But perhaps the most ingenious system of all was devised by the Incas. Their carriers were speedsters, each sprinting along a 1.5 mile route, before their message was passed on to the next runner. In a single day, 250 miles could be covered this way, using over 100 runners. Remember, there were no horses in the New World until the Spanish introduced them; although this communication system was perhaps the world’s most labor-intensive, in terms of speed it set a pace that was enviable.

Interaction between the official and private posts is a modern phenomenon. In pre-Renaissance times, carriers for the private sector were not permitted to use the relay stations of the official post, nor were official carriers allowed to carry private letters. The post was designated a royal or state prerogative, and its functioning, apart from the public sector, was considered of prime importance to most governments.

The Thurn and Taxis Pan European Postal System

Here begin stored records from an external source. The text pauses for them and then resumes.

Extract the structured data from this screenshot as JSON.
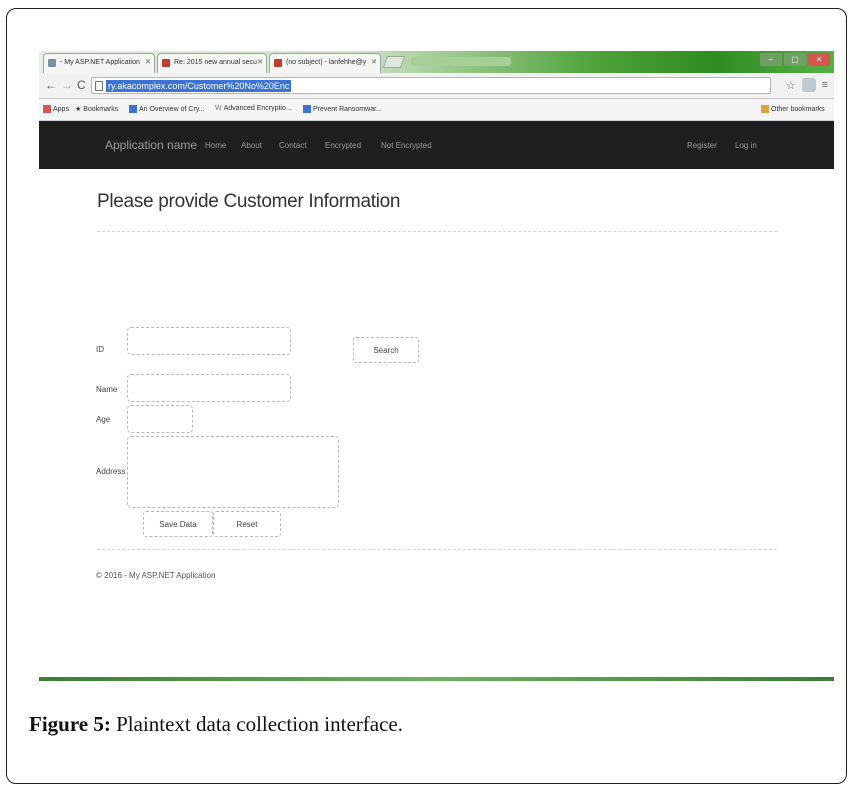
{
  "browser": {
    "tabs": [
      {
        "label": "- My ASP.NET Application",
        "favicon_color": "#7a8fa6"
      },
      {
        "label": "Re: 2015 new annual secu",
        "favicon_color": "#c43d2f"
      },
      {
        "label": "(no subject) - lanfehhe@y",
        "favicon_color": "#c43d2f"
      }
    ],
    "address_url": "ry.akacomplex.com/Customer%20No%20Enc",
    "bookmarks": [
      {
        "label": "Apps",
        "icon": "apps-grid-icon",
        "color": "#d9534f"
      },
      {
        "label": "Bookmarks",
        "icon": "star-icon",
        "color": "#444444"
      },
      {
        "label": "An Overview of Cry...",
        "icon": "page-icon",
        "color": "#3b73d9"
      },
      {
        "label": "Advanced Encryptio...",
        "icon": "w-icon",
        "color": "#777777"
      },
      {
        "label": "Prevent Ransomwar...",
        "icon": "shield-icon",
        "color": "#3b73d9"
      },
      {
        "label": "Other bookmarks",
        "icon": "folder-icon",
        "color": "#e2a13a"
      }
    ]
  },
  "app": {
    "brand": "Application name",
    "nav_links": [
      "Home",
      "About",
      "Contact",
      "Encrypted",
      "Not Encrypted"
    ],
    "nav_right": [
      "Register",
      "Log in"
    ],
    "page_title": "Please provide Customer Information",
    "form": {
      "id_label": "ID",
      "name_label": "Name",
      "age_label": "Age",
      "address_label": "Address",
      "id_value": "",
      "name_value": "",
      "age_value": "",
      "address_value": ""
    },
    "buttons": {
      "search": "Search",
      "save": "Save Data",
      "reset": "Reset"
    },
    "footer": "© 2016 - My ASP.NET Application"
  },
  "caption": {
    "label": "Figure 5:",
    "text": " Plaintext data collection interface."
  },
  "colors": {
    "navbar": "#1f1f1f",
    "url_highlight": "#3b73d9",
    "tabstrip_green": "#2f8b22"
  }
}
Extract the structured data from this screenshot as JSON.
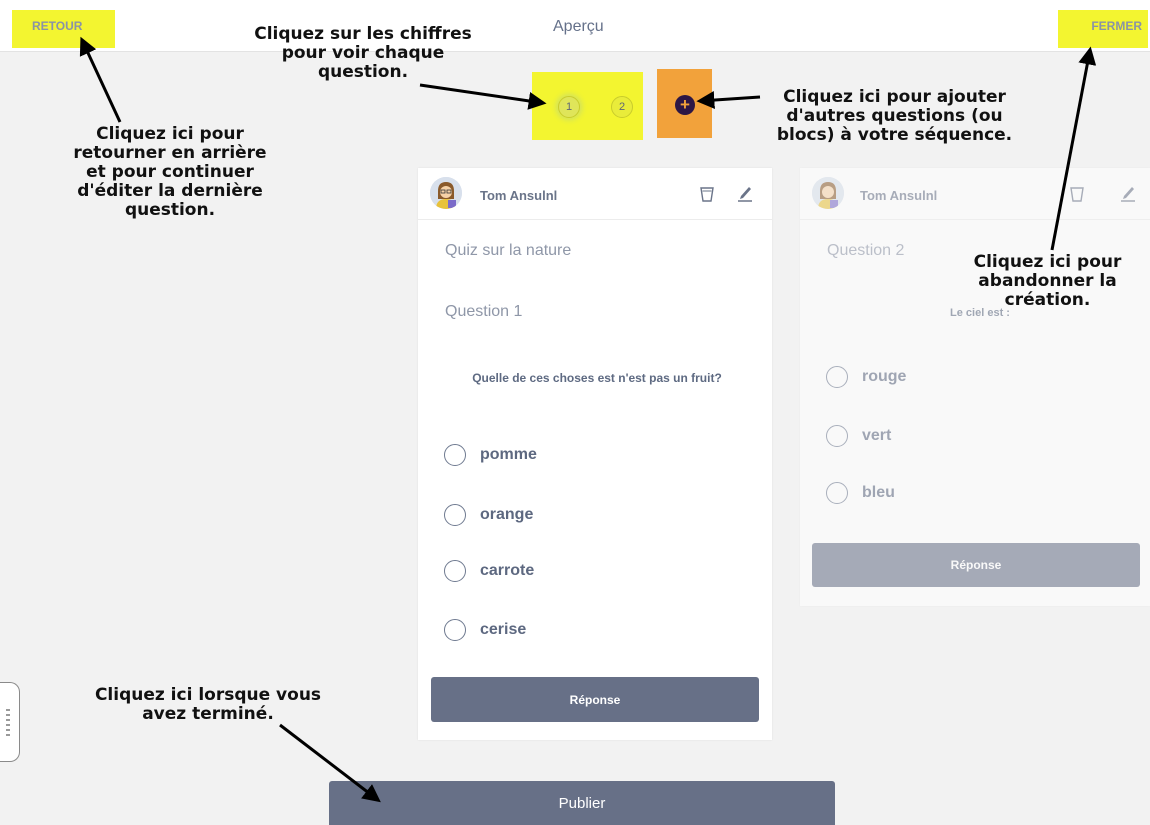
{
  "header": {
    "back_label": "RETOUR",
    "title": "Aperçu",
    "close_label": "FERMER"
  },
  "pager": {
    "pages": [
      "1",
      "2"
    ],
    "active": 1
  },
  "cards": [
    {
      "author": "Tom Ansulnl",
      "quiz_title": "Quiz sur la nature",
      "question_label": "Question 1",
      "question_text": "Quelle de ces choses est n'est pas un fruit?",
      "options": [
        "pomme",
        "orange",
        "carrote",
        "cerise"
      ],
      "answer_button": "Réponse"
    },
    {
      "author": "Tom Ansulnl",
      "question_label": "Question 2",
      "question_text": "Le ciel est :",
      "options": [
        "rouge",
        "vert",
        "bleu"
      ],
      "answer_button": "Réponse"
    }
  ],
  "publish_button": "Publier",
  "annotations": {
    "back": "Cliquez ici pour\nretourner en arrière\net pour continuer\nd'éditer la dernière\nquestion.",
    "numbers": "Cliquez sur les chiffres\npour voir chaque\nquestion.",
    "add": "Cliquez ici pour ajouter\nd'autres questions (ou\nblocs) à votre séquence.",
    "close": "Cliquez ici pour\nabandonner la\ncréation.",
    "publish": "Cliquez ici lorsque vous\navez terminé."
  },
  "colors": {
    "highlight": "#f3f530",
    "add_button": "#f2a23b",
    "button": "#677087"
  },
  "icons": [
    "plus-icon",
    "trash-icon",
    "pencil-icon",
    "avatar-icon",
    "radio-icon",
    "arrow-icon"
  ]
}
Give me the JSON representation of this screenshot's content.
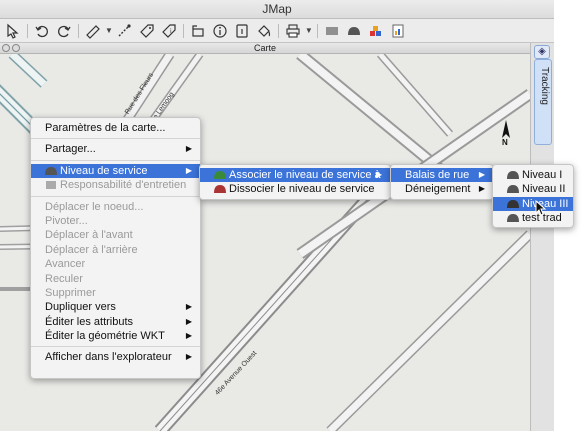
{
  "window": {
    "title": "JMap"
  },
  "toolbar": {
    "tools": [
      "select-arrow-icon",
      "undo-icon",
      "redo-icon",
      "ruler-icon",
      "measure-icon",
      "tag-icon",
      "info-tag-icon",
      "frame-icon",
      "info-icon",
      "document-icon",
      "paint-bucket-icon",
      "print-icon",
      "barcode-icon",
      "dome-icon",
      "layers-icon",
      "report-icon"
    ]
  },
  "panel": {
    "title": "Carte"
  },
  "side": {
    "tracking_label": "Tracking"
  },
  "map": {
    "north_label": "N",
    "streets": [
      "Rue des Fleurs",
      "Rue Lemoog",
      "46e Avenue Ouest"
    ]
  },
  "context_menu": {
    "items": [
      {
        "label": "Paramètres de la carte..."
      },
      {
        "label": "Partager..."
      },
      {
        "label": "Niveau de service"
      },
      {
        "label": "Responsabilité d'entretien"
      },
      {
        "label": "Déplacer le noeud..."
      },
      {
        "label": "Pivoter..."
      },
      {
        "label": "Déplacer à l'avant"
      },
      {
        "label": "Déplacer à l'arrière"
      },
      {
        "label": "Avancer"
      },
      {
        "label": "Reculer"
      },
      {
        "label": "Supprimer"
      },
      {
        "label": "Dupliquer vers"
      },
      {
        "label": "Éditer les attributs"
      },
      {
        "label": "Éditer la géométrie WKT"
      },
      {
        "label": "Afficher dans l'explorateur"
      }
    ]
  },
  "submenu_service": {
    "items": [
      {
        "label": "Associer le niveau de service à"
      },
      {
        "label": "Dissocier le niveau de service"
      }
    ]
  },
  "submenu_type": {
    "items": [
      {
        "label": "Balais de rue"
      },
      {
        "label": "Déneigement"
      }
    ]
  },
  "submenu_levels": {
    "items": [
      {
        "label": "Niveau I"
      },
      {
        "label": "Niveau II"
      },
      {
        "label": "Niveau III"
      },
      {
        "label": "test trad"
      }
    ]
  }
}
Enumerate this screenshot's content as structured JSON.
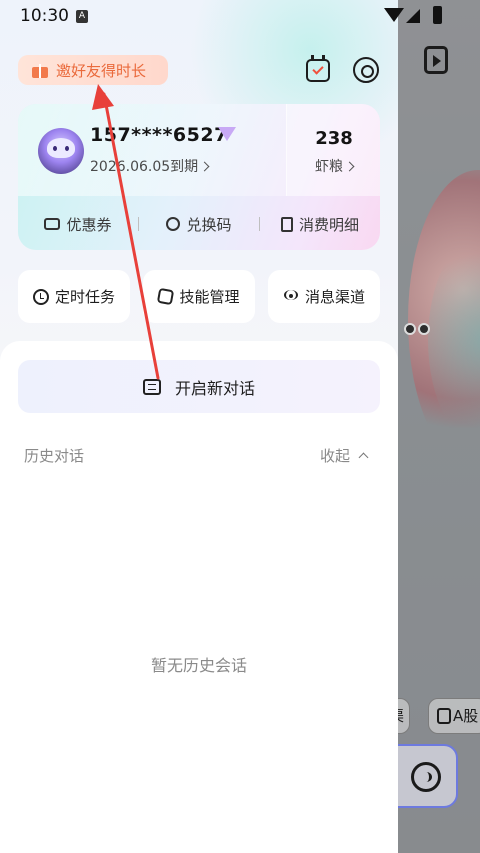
{
  "status_bar": {
    "time": "10:30",
    "notification_letter": "A"
  },
  "header": {
    "invite_label": "邀好友得时长",
    "calendar_icon": "calendar-check-icon",
    "settings_icon": "settings-ring-icon"
  },
  "account": {
    "phone": "157****6527",
    "expire_text": "2026.06.05到期",
    "points_value": "238",
    "points_label": "虾粮",
    "links": [
      {
        "label": "优惠券",
        "icon": "ticket-icon"
      },
      {
        "label": "兑换码",
        "icon": "key-icon"
      },
      {
        "label": "消费明细",
        "icon": "receipt-icon"
      }
    ]
  },
  "features": [
    {
      "label": "定时任务",
      "icon": "alarm-clock-icon"
    },
    {
      "label": "技能管理",
      "icon": "puzzle-icon"
    },
    {
      "label": "消息渠道",
      "icon": "broadcast-icon"
    }
  ],
  "new_chat_label": "开启新对话",
  "history": {
    "title": "历史对话",
    "collapse_label": "收起",
    "empty_text": "暂无历史会话"
  },
  "background_app": {
    "chip1_text": "渠",
    "chip2_text": "A股"
  },
  "colors": {
    "accent_orange": "#ea6a3c",
    "annotation_red": "#e8403a",
    "input_border": "#6d7adf"
  }
}
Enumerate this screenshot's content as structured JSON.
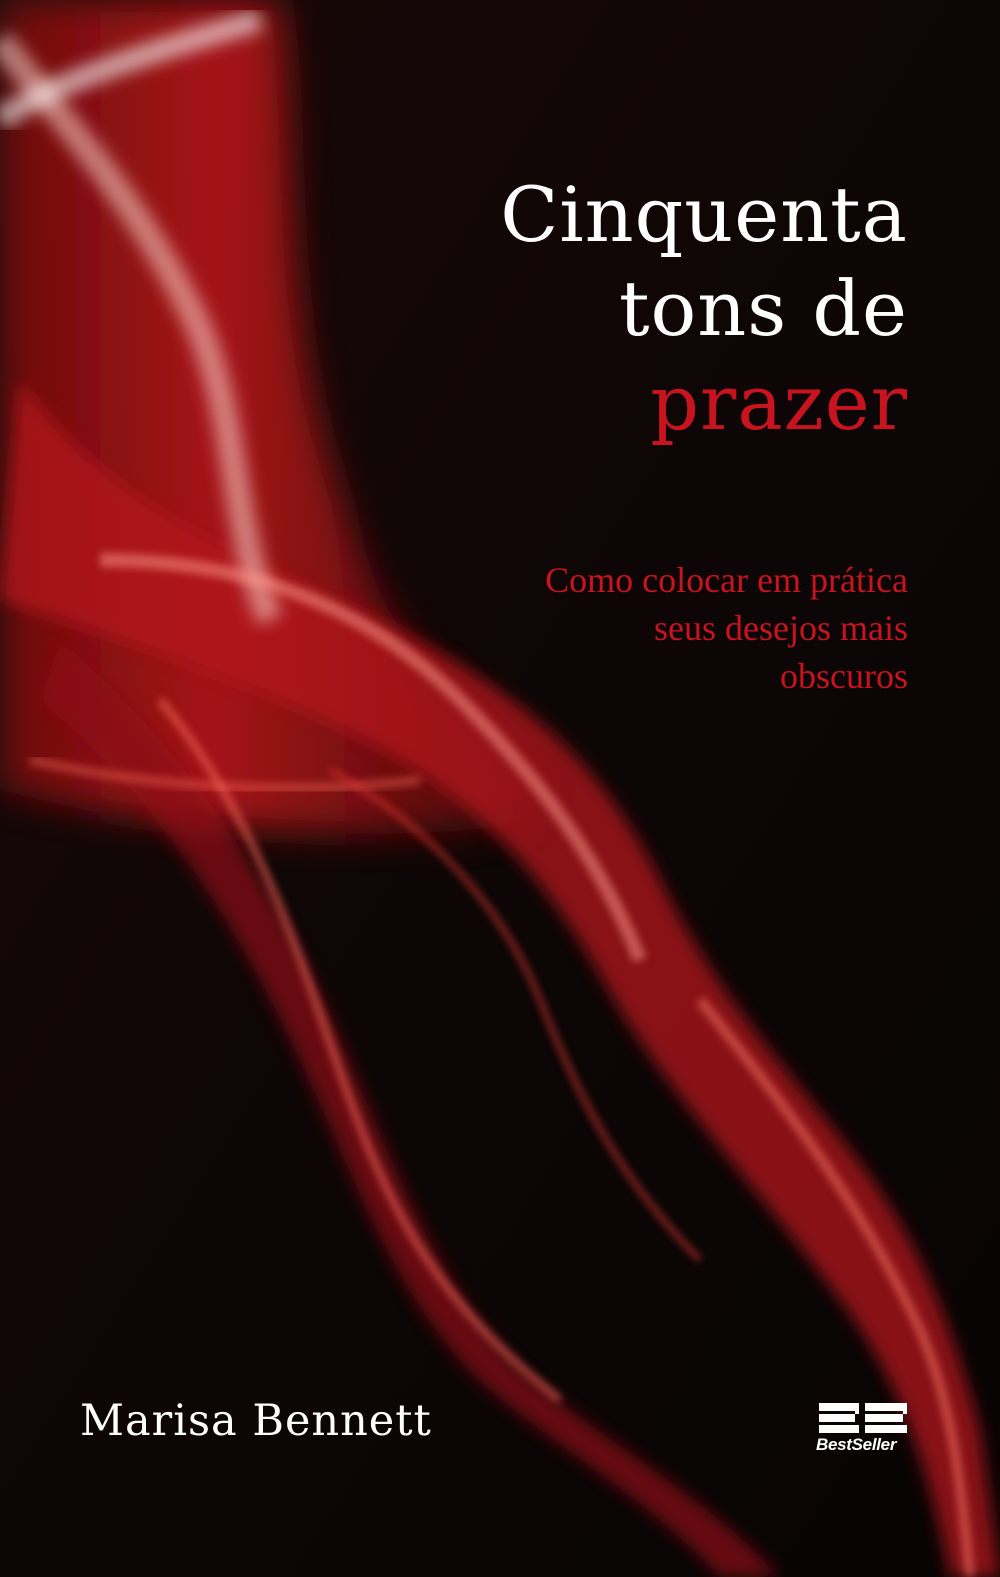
{
  "cover": {
    "title_lines": [
      "Cinquenta",
      "tons de",
      "prazer"
    ],
    "subtitle_lines": [
      "Como colocar em prática",
      "seus desejos mais",
      "obscuros"
    ],
    "author": "Marisa Bennett",
    "publisher_logo_text": "BestSeller",
    "colors": {
      "background": "#0d0707",
      "accent_red": "#c8141f",
      "title_white": "#ffffff"
    }
  }
}
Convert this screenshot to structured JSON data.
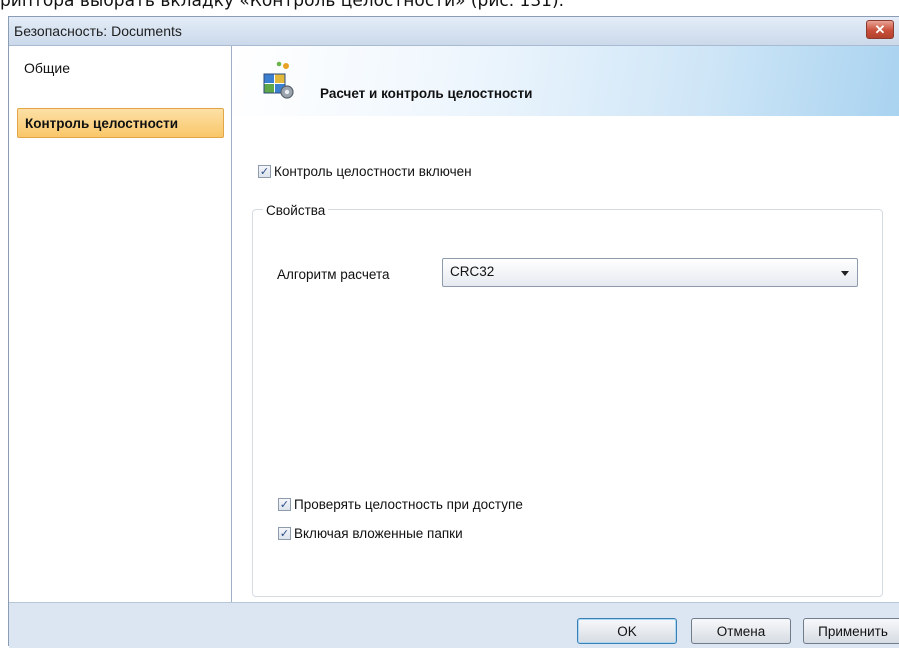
{
  "document": {
    "caption_fragment": "рипторa выбрать вкладку «Контроль целостности» (рис. 131)."
  },
  "window": {
    "title": "Безопасность: Documents",
    "close_glyph": "✕"
  },
  "nav": {
    "items": [
      {
        "label": "Общие",
        "selected": false
      },
      {
        "label": "Контроль целостности",
        "selected": true
      }
    ]
  },
  "header": {
    "title": "Расчет и контроль целостности",
    "icon": "integrity-check-icon"
  },
  "integrity": {
    "enabled_label": "Контроль целостности включен",
    "enabled_checked": true
  },
  "properties": {
    "legend": "Свойства",
    "algorithm_label": "Алгоритм расчета",
    "algorithm_value": "CRC32",
    "check_on_access_label": "Проверять целостность при доступе",
    "check_on_access_checked": true,
    "include_subfolders_label": "Включая вложенные папки",
    "include_subfolders_checked": true
  },
  "buttons": {
    "ok": "OK",
    "cancel": "Отмена",
    "apply": "Применить"
  },
  "colors": {
    "accent_selection": "#f9c769",
    "dialog_background": "#dce6f2",
    "close_button": "#c9503b"
  }
}
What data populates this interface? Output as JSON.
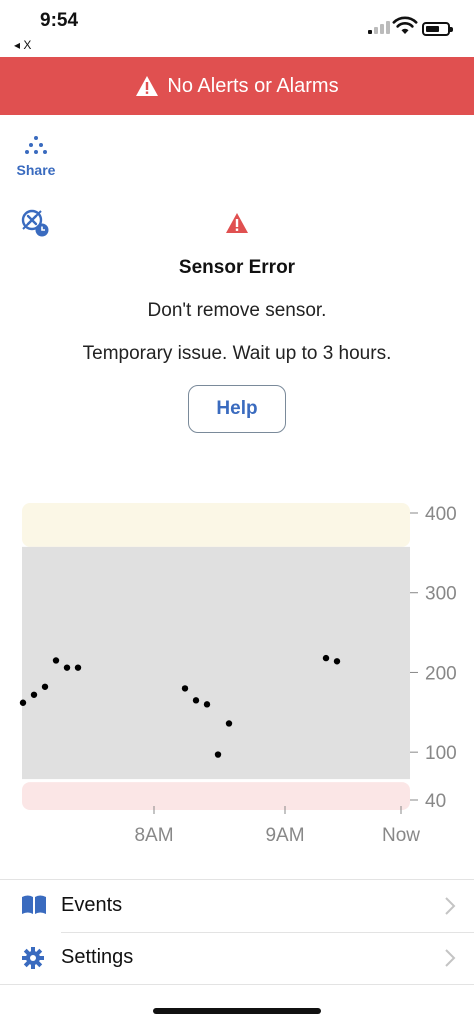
{
  "status_bar": {
    "time": "9:54",
    "back_app": "◂ X",
    "icons": [
      "cellular-signal-icon",
      "wifi-icon",
      "battery-icon"
    ]
  },
  "alert_banner": {
    "text": "No Alerts or Alarms",
    "icon": "warning-triangle-icon",
    "color": "#e05050"
  },
  "share": {
    "label": "Share",
    "icon": "share-dots-icon",
    "color": "#3a6bbf"
  },
  "sensor_issue": {
    "icon": "sensor-issue-icon",
    "title": "Sensor Error",
    "line1": "Don't remove sensor.",
    "line2": "Temporary issue. Wait up to 3 hours.",
    "help_label": "Help",
    "warning_color": "#e05050"
  },
  "chart_data": {
    "type": "scatter",
    "ylim": [
      40,
      400
    ],
    "y_ticks": [
      "400",
      "300",
      "200",
      "100",
      "40"
    ],
    "x_ticks": [
      "8AM",
      "9AM",
      "Now"
    ],
    "high_zone_min": 350,
    "low_zone_max": 70,
    "points": [
      162,
      172,
      182,
      215,
      206,
      206,
      180,
      165,
      160,
      97,
      136,
      218,
      214
    ],
    "colors": {
      "high_zone": "#fbf7e6",
      "target_zone": "#e0e0e0",
      "low_zone": "#fbe6e6",
      "point": "#000000",
      "axis_text": "#888888"
    }
  },
  "menu": {
    "items": [
      {
        "label": "Events",
        "icon": "book-icon"
      },
      {
        "label": "Settings",
        "icon": "gear-icon"
      }
    ]
  }
}
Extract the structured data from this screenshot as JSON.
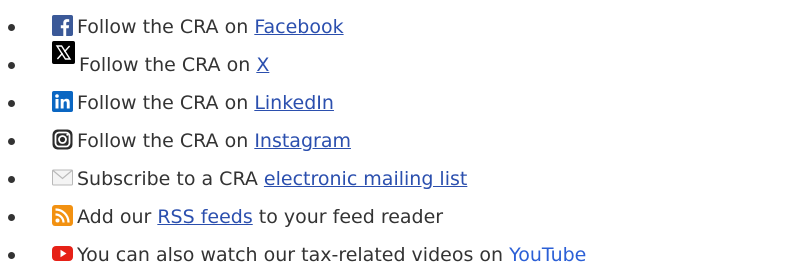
{
  "items": [
    {
      "icon": "facebook-icon",
      "prefix": "Follow the CRA on ",
      "link": "Facebook",
      "suffix": ""
    },
    {
      "icon": "x-icon",
      "prefix": "Follow the CRA on ",
      "link": "X",
      "suffix": ""
    },
    {
      "icon": "linkedin-icon",
      "prefix": "Follow the CRA on ",
      "link": "LinkedIn",
      "suffix": ""
    },
    {
      "icon": "instagram-icon",
      "prefix": "Follow the CRA on ",
      "link": "Instagram",
      "suffix": ""
    },
    {
      "icon": "email-icon",
      "prefix": "Subscribe to a CRA ",
      "link": "electronic mailing list",
      "suffix": ""
    },
    {
      "icon": "rss-icon",
      "prefix": "Add our ",
      "link": "RSS feeds",
      "suffix": " to your feed reader"
    },
    {
      "icon": "youtube-icon",
      "prefix": "You can also watch our tax-related videos on ",
      "link": "YouTube",
      "suffix": ""
    }
  ],
  "colors": {
    "facebook": "#3b5998",
    "x": "#000000",
    "linkedin": "#0a66c2",
    "instagram": "#2b2b2b",
    "email": "#b9b9b9",
    "rss": "#f29111",
    "youtube": "#e62117",
    "link": "#284162"
  }
}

By the end of the fifteenth and early into the sixteenth century, a courier service that spanned a continent was developing from what had been originally a simple family business. The Taxis family first began their postal routes with a contract to provide service between Crown Prince Philip in France and his father Emperor Maximilian I in Austria. As the years went by, the Taxis family concluded contract after contract with ruler after ruler, linking them with the increasingly large Taxis communication service empire. Before the end of the sixteenth century, the Taxis family was not only providing the courier service between nations but even administering the internal communications within the Holy Roman Empire. By the end of the next century, the Taxis family received the postmaster generalship of the Holy Roman Empire as a hereditary title, and had become knighted Princes of the Empire as the House of Thurn and Taxis.

When first started, the Taxis postal system was for the royal court and government use only. During the early 1500s, in the documents that survive, the members of government are constantly chastised for using the post for private communication and for allowing their friends to use the post for private gain. But by the late 1500s such admonitions do not exist. We do not know when the change occurred, but we can surmise why: the growing business establishments of Europe needed a communications network. By the beginning of the seventeenth century, the post of Thurn and Taxis could be used by anyone who could pay the price.

Today, speed and accessibility of communications are taken for granted. Few people reading these words even know anyone who lives without a telephone and certainly everyone can get mail. In the immediate future, it is expected that most businesses will have a photocopier tied in to telephone lines, so that correspondence placed in one copier can be duplicated instantly halfway around the world. And it is speculated that even private homes will have this tie-in before too many decades have passed, with such conveniences as newspapers being photocopied for subscribers, eliminating all the printing and distribution steps.

But predictions about communications and transportation are difficult. In the 1950s it was believed that the 1980s would see a jet-aged society, shuttling through space for even the shortest journeys. Little did they know that fuel prices and technology would have us bundled in sweaters, paying Cadillac prices for nonpolluting two-seater cars. But while we cannot predict the future of the communication systems of the world, we do know of a long and noble past. The letter that you get today has traveled far, been handled by many, and is part of a network of transportation and communication that is the best humanity could devise these thousands of years.